   let count = ref 0
   "The, quick, brown, fox".Split([|','|], StringSplitOptions.None, 
                fun s a b -> count := !count + 1)
   !count |> should equal 4

The changes here are that the mutable value count is now a ref type, the code to increment the count changes to use the ref assignment operator := and we also use the reference cell dereferencing operator !. The last line also uses the same. Alternatively we could have written fun s a b -> count := count.Value + 1 and the last line as count.Value |> should equal 4.

So why can’t we use the mutable type within a closure, after all it works fine in C#. The StackOverflow question (listed above) has a telling comment. Mutable values are stored on the stack not the heap. Therefore when the anonymous function exits, values stored on the stack are discarded during the stack unwind.

So how can C# handle this code ?

In C# we can do this because the Common Language Runtime (CLR) automatically places variables on the heap if they’re used as part of a closure as detailed in the post Capturing Mutables in F#.


The following are some references I located either whilst trying to solve this problem or as part of my research into the reasons for this after fixing the code.

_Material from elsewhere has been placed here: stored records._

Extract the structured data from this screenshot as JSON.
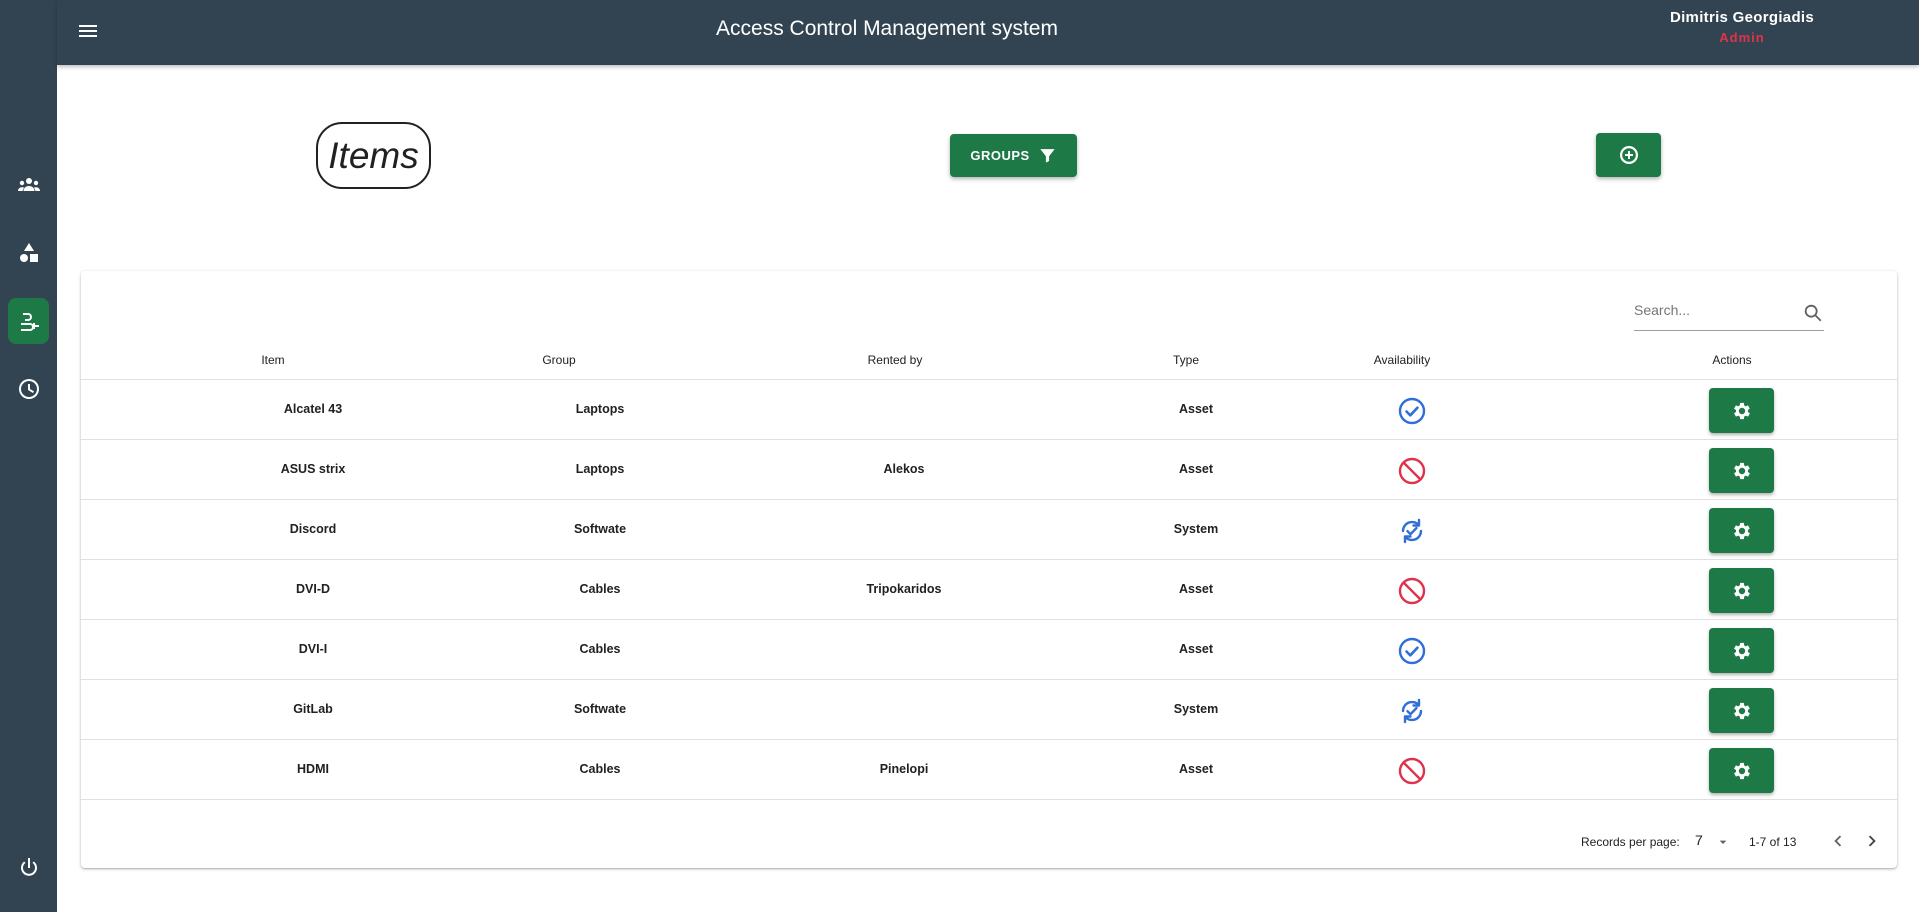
{
  "app": {
    "title": "Access Control Management system"
  },
  "user": {
    "name": "Dimitris Georgiadis",
    "role": "Admin"
  },
  "sidebar": {
    "items": [
      {
        "icon": "people-icon",
        "active": false
      },
      {
        "icon": "shapes-icon",
        "active": false
      },
      {
        "icon": "items-icon",
        "active": true
      },
      {
        "icon": "clock-icon",
        "active": false
      }
    ],
    "logout_icon": "power-icon"
  },
  "page": {
    "title": "Items",
    "groups_label": "GROUPS"
  },
  "search": {
    "placeholder": "Search..."
  },
  "table": {
    "headers": [
      "Item",
      "Group",
      "Rented by",
      "Type",
      "Availability",
      "Actions"
    ],
    "rows": [
      {
        "item": "Alcatel 43",
        "group": "Laptops",
        "rented_by": "",
        "type": "Asset",
        "availability": "available"
      },
      {
        "item": "ASUS strix",
        "group": "Laptops",
        "rented_by": "Alekos",
        "type": "Asset",
        "availability": "unavailable"
      },
      {
        "item": "Discord",
        "group": "Softwate",
        "rented_by": "",
        "type": "System",
        "availability": "system"
      },
      {
        "item": "DVI-D",
        "group": "Cables",
        "rented_by": "Tripokaridos",
        "type": "Asset",
        "availability": "unavailable"
      },
      {
        "item": "DVI-I",
        "group": "Cables",
        "rented_by": "",
        "type": "Asset",
        "availability": "available"
      },
      {
        "item": "GitLab",
        "group": "Softwate",
        "rented_by": "",
        "type": "System",
        "availability": "system"
      },
      {
        "item": "HDMI",
        "group": "Cables",
        "rented_by": "Pinelopi",
        "type": "Asset",
        "availability": "unavailable"
      }
    ]
  },
  "pagination": {
    "records_per_page_label": "Records per page:",
    "records_per_page": "7",
    "range": "1-7 of 13"
  },
  "colors": {
    "sidebar_bg": "#324451",
    "accent_green": "#1d7a47",
    "available_blue": "#2f6fd6",
    "unavailable_red": "#e0334b",
    "role_red": "#e0334b"
  }
}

The mutable variable ‘i’ is used in an invalid way.?
Mutable variables cannot be captured by closures” is giving me a bad day
Capturing Mutables in F#
The Truth About Value Types

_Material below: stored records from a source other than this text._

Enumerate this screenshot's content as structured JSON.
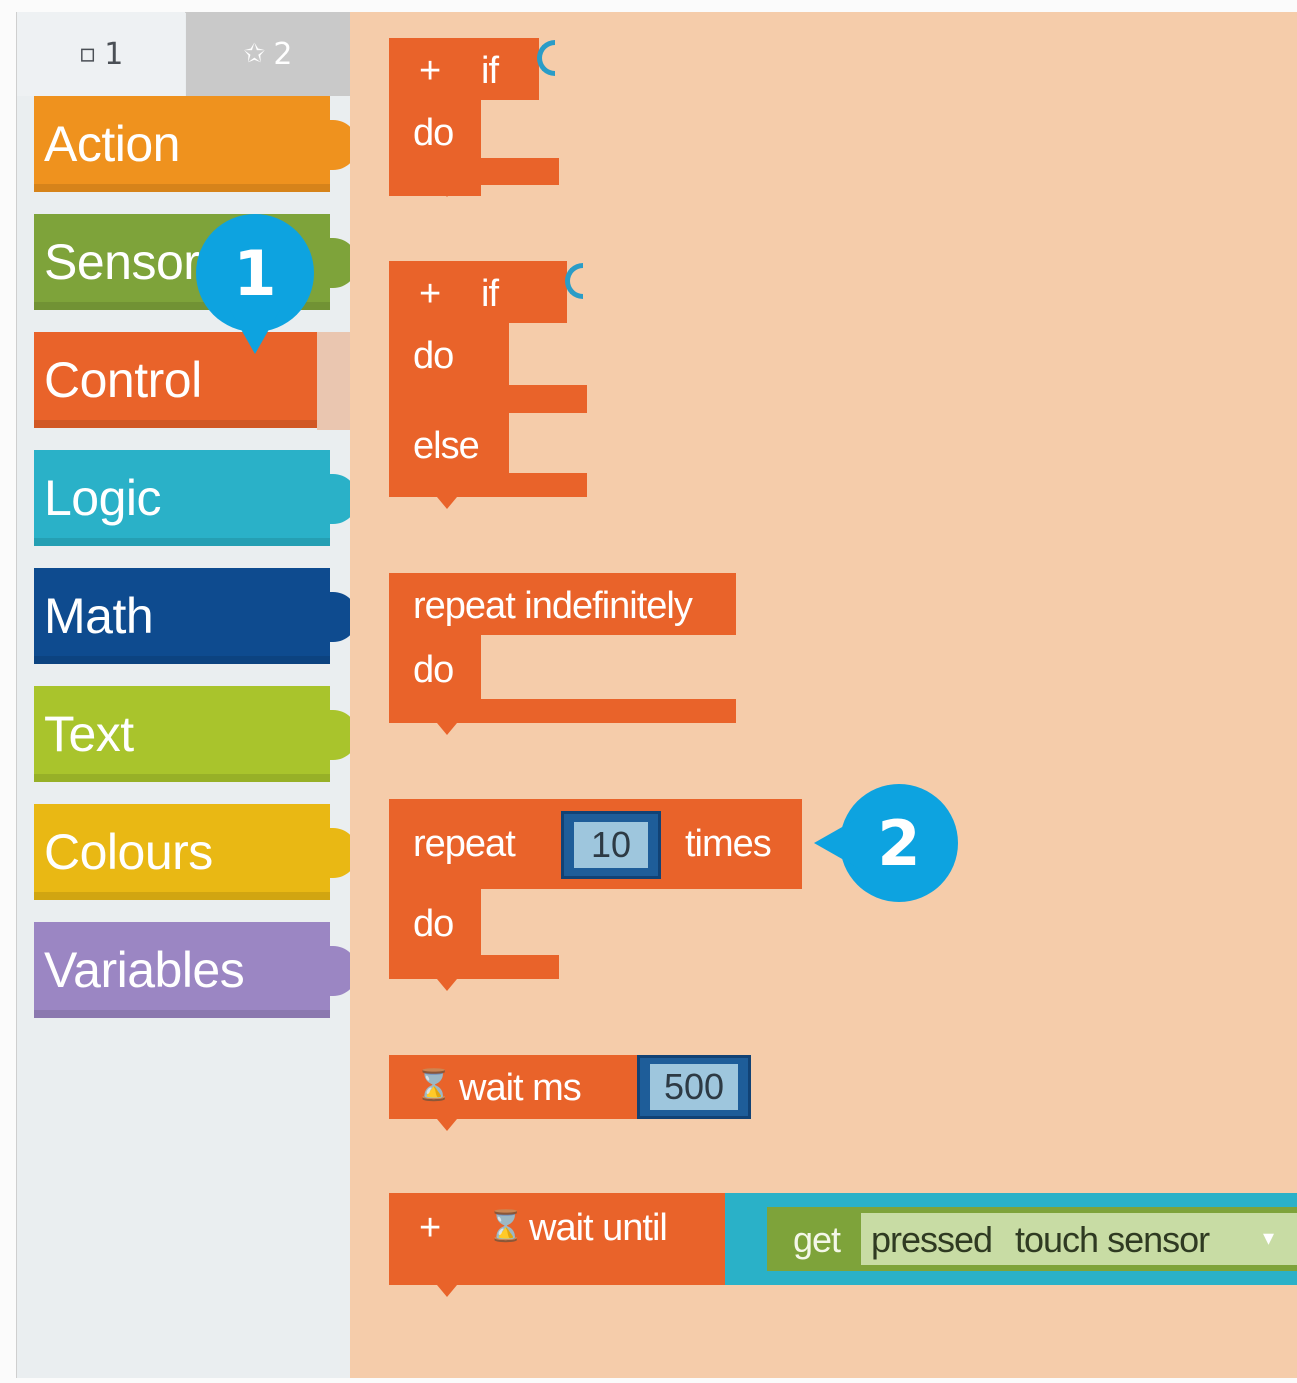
{
  "tabs": [
    {
      "icon": "square-icon",
      "glyph": "▫",
      "label": "1"
    },
    {
      "icon": "star-icon",
      "glyph": "✩",
      "label": "2"
    }
  ],
  "categories": [
    {
      "label": "Action",
      "color": "#ef921e"
    },
    {
      "label": "Sensor",
      "color": "#7ea33a"
    },
    {
      "label": "Control",
      "color": "#e9632a"
    },
    {
      "label": "Logic",
      "color": "#2ab1c8"
    },
    {
      "label": "Math",
      "color": "#0e4b8f"
    },
    {
      "label": "Text",
      "color": "#a9c42c"
    },
    {
      "label": "Colours",
      "color": "#e9b814"
    },
    {
      "label": "Variables",
      "color": "#9b86c3"
    }
  ],
  "blocks": {
    "if": {
      "plus": "+",
      "keyword": "if",
      "do": "do"
    },
    "if_else": {
      "plus": "+",
      "keyword": "if",
      "do": "do",
      "else": "else"
    },
    "repeat_forever": {
      "label": "repeat indefinitely",
      "do": "do"
    },
    "repeat_times": {
      "repeat": "repeat",
      "count": "10",
      "times": "times",
      "do": "do"
    },
    "wait_ms": {
      "hourglass": "⌛",
      "label": "wait ms",
      "value": "500"
    },
    "wait_until": {
      "plus": "+",
      "hourglass": "⌛",
      "label": "wait until",
      "get": "get",
      "mode": "pressed",
      "sensor": "touch sensor",
      "dropdown": "▾"
    }
  },
  "annotations": {
    "badge1": "1",
    "badge2": "2"
  },
  "colors": {
    "control": "#e9632a",
    "workspace": "#f5ccaa",
    "badge": "#0da3e0"
  }
}
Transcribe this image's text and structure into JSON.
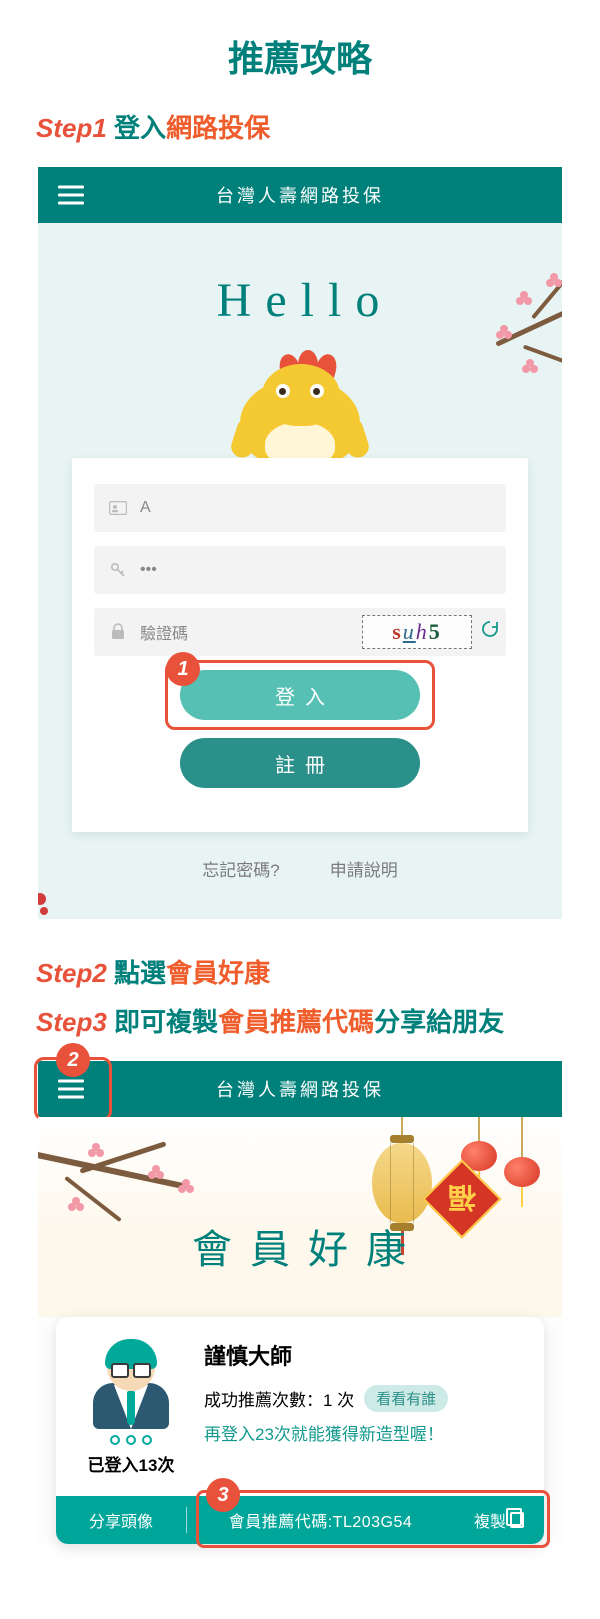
{
  "page_title": "推薦攻略",
  "steps": {
    "s1": {
      "num": "Step1",
      "text": "登入",
      "accent": "網路投保"
    },
    "s2": {
      "num": "Step2",
      "text": "點選",
      "accent": "會員好康"
    },
    "s3": {
      "num": "Step3",
      "text": "即可複製",
      "accent": "會員推薦代碼",
      "tail": "分享給朋友"
    }
  },
  "mock1": {
    "header_title": "台灣人壽網路投保",
    "hello": "Hello",
    "id_value": "A",
    "pw_value": "•••",
    "captcha_placeholder": "驗證碼",
    "captcha_chars": [
      "s",
      "u",
      "h",
      "5"
    ],
    "btn_login": "登入",
    "btn_register": "註冊",
    "link_forgot": "忘記密碼?",
    "link_apply": "申請說明",
    "marker": "1"
  },
  "mock2": {
    "header_title": "台灣人壽網路投保",
    "banner_title": "會員好康",
    "fu_char": "福",
    "marker_ham": "2",
    "user_name": "謹慎大師",
    "rec_label_pre": "成功推薦次數：",
    "rec_count": "1",
    "rec_label_post": "次",
    "see_who": "看看有誰",
    "hint": "再登入23次就能獲得新造型喔！",
    "avatar_logged_pre": "已登入",
    "avatar_logged_count": "13",
    "avatar_logged_post": "次",
    "share_avatar": "分享頭像",
    "code_label": "會員推薦代碼:",
    "code_value": "TL203G54",
    "copy_label": "複製",
    "marker_bottom": "3"
  }
}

Beware an exception in a ReactiveCommand

The Reactive UI class ReactiveCommand can be used to implement a view model’s commands as per the following:

Synchronize = ReactiveCommand.Create(_ => true, DoSynchronize);

This is excellent and works like RelayCommand and DelegateCommand from other MVVM frameworks, in that the first argument of the Create method handles the CanExecute and the second is the Action to be executed when ICommand.Execute is called.

One problem this usage has, is in the case of an exception within the command’s action. As Reactive UI uses Reactive Extensions it also handles errors in the same way.

When an error occurs in Reactive Extensions the default behaviour after an OnError is that subscribers are unsubscibed, in other words no further calls are made to your subscribed Action.

In the case of ReactiveUI’s ReactiveCommand this means if an exception occurs during the Action the command essentially disconnects itself and further commands are ignored. So a simpler way of solving this is to use ReactiveAsyncCommand.

Synchronize new ReactiveAsyncCommand(null);
Synchronize.RegisterAsyncAction(_ => DoSynchronize());

This way a new IObservable is created each time a command is executed, thus an exception will simply stop the current IObservable and the next time the command is called a new one is created.